After a tasty breakfast at a specialty waffle shop in the underground city we made our way to the Japan Rail station to buy tickets to the island of Kyoto. We will go directly from the cruise ship to the train. There was a fair lineup, and I'd also wanted to buy the Kyoto to Hiroshima tickets but lost the paper with the information. Back at the hotel the assistant manager printed out everything I lost for me.
We then caught a subway to Yokohama's massive Chinatown. Marilynn shopped her way down various streets while I sat and waited on the many public benches and seats along the sidewalk. A number of streets were pedestrian only, and were teeming with people. I spotted a bar with happy hour starting at 11:30 AM so in we went - beer for me, wine for Marilynn. The next while was spent wandering the fascinating streets of this very Chinese area - even signs on the train coming here were in Chinese.

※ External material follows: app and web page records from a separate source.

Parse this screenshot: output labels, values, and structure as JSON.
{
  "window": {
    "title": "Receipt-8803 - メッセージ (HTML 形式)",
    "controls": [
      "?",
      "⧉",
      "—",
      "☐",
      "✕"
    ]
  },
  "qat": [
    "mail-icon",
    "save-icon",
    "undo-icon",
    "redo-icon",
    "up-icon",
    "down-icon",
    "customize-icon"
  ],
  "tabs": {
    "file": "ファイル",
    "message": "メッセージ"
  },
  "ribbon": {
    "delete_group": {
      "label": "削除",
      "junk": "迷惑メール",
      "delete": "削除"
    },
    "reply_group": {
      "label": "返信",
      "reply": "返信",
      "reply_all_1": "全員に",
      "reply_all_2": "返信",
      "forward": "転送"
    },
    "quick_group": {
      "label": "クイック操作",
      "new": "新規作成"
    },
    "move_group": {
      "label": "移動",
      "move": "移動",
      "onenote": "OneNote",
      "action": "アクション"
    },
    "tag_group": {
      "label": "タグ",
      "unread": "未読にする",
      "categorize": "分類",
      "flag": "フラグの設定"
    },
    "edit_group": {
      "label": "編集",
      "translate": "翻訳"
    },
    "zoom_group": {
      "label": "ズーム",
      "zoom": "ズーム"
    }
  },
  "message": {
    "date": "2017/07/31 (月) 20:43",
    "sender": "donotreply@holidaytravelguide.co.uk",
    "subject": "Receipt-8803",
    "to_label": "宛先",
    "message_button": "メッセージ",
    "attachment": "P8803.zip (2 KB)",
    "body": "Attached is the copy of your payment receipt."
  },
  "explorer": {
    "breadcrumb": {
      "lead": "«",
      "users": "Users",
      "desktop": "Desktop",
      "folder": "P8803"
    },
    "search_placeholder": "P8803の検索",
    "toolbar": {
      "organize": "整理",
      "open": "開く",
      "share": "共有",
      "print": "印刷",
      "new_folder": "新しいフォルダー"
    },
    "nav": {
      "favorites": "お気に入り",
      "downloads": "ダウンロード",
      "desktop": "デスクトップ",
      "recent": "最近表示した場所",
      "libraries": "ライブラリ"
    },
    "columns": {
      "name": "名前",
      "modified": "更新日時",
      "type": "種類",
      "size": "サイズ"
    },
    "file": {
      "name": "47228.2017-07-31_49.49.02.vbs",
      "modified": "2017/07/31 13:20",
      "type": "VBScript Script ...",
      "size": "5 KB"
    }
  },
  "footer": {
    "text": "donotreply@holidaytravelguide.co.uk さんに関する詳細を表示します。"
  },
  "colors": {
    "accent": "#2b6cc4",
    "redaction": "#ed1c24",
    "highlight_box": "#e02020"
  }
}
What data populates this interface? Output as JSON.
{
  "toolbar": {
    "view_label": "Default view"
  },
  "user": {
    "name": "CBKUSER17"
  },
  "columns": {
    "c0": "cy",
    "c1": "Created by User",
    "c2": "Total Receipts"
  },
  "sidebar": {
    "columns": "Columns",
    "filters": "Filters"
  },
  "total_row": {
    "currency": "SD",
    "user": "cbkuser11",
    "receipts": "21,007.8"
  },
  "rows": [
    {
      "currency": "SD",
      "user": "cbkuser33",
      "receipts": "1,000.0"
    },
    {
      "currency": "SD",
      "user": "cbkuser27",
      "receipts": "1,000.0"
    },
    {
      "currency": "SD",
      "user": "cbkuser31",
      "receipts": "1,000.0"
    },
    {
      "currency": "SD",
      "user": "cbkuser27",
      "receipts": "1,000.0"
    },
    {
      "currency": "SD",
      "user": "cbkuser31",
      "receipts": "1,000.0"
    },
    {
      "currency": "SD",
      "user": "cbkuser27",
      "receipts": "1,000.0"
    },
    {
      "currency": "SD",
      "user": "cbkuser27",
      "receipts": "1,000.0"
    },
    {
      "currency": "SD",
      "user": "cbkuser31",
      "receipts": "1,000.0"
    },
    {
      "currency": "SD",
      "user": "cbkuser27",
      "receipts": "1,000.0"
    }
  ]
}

We stopped at the same happy hour restaurant, sitting at their one outside table. Across the street was a two story building with a couple of children 7 or 8 year old waving to us from the second story windows. We waved back, and soon there were about 10 kids there, all waving. People walking by would look to see what we were waving at and they would either start waving or just laugh. Finally the well dressed kids came out the front door, the boys in shirts and ties and nice dresses for the girls. We think it might have been a party of some sort. They were still waving and laughing, so Marilynn started taking photos until they moved off.
Once back at the main station I bought the ticket to Hiroshima, followed by a fabulous lamb dinner in a restaurant in yet another new area of the underground city. Back at the hotel we decided to try the hotel bar for a nightcap, but both Sheraton bars had a cover charge, and the one we were in reeked of stale tobacco smoke. We looked at the menu - prices were four times higher than outside, so back down to discover more unexplored areas. Apparently we were in the wrong area for a bar, but found a shop selling cold bottled wine and small bottles of whisky. One of the shop girls asked if she could help, so Marilynn said we had been looking for a bar to have a drink, but as we couldn't find one were going to take the wine and scotch to our room.
The girl said we didn't have to do that, put the liquor back and led us for some distance through passages we had not seen until we emerged on street level. She pointed and there it was, Pronto Bar. The people here never stop amazing me with their helpfulness. After a couple of drinks we found another section of the underground city with a huge two story underground casino, however we passed on the gambling and found our way back to the hotel.
Tomorrow morning we board the ship Diamond Princess for Hokkaido Island, and the Russian island of Sakhalin. We expect to be out of touch for about 10 days.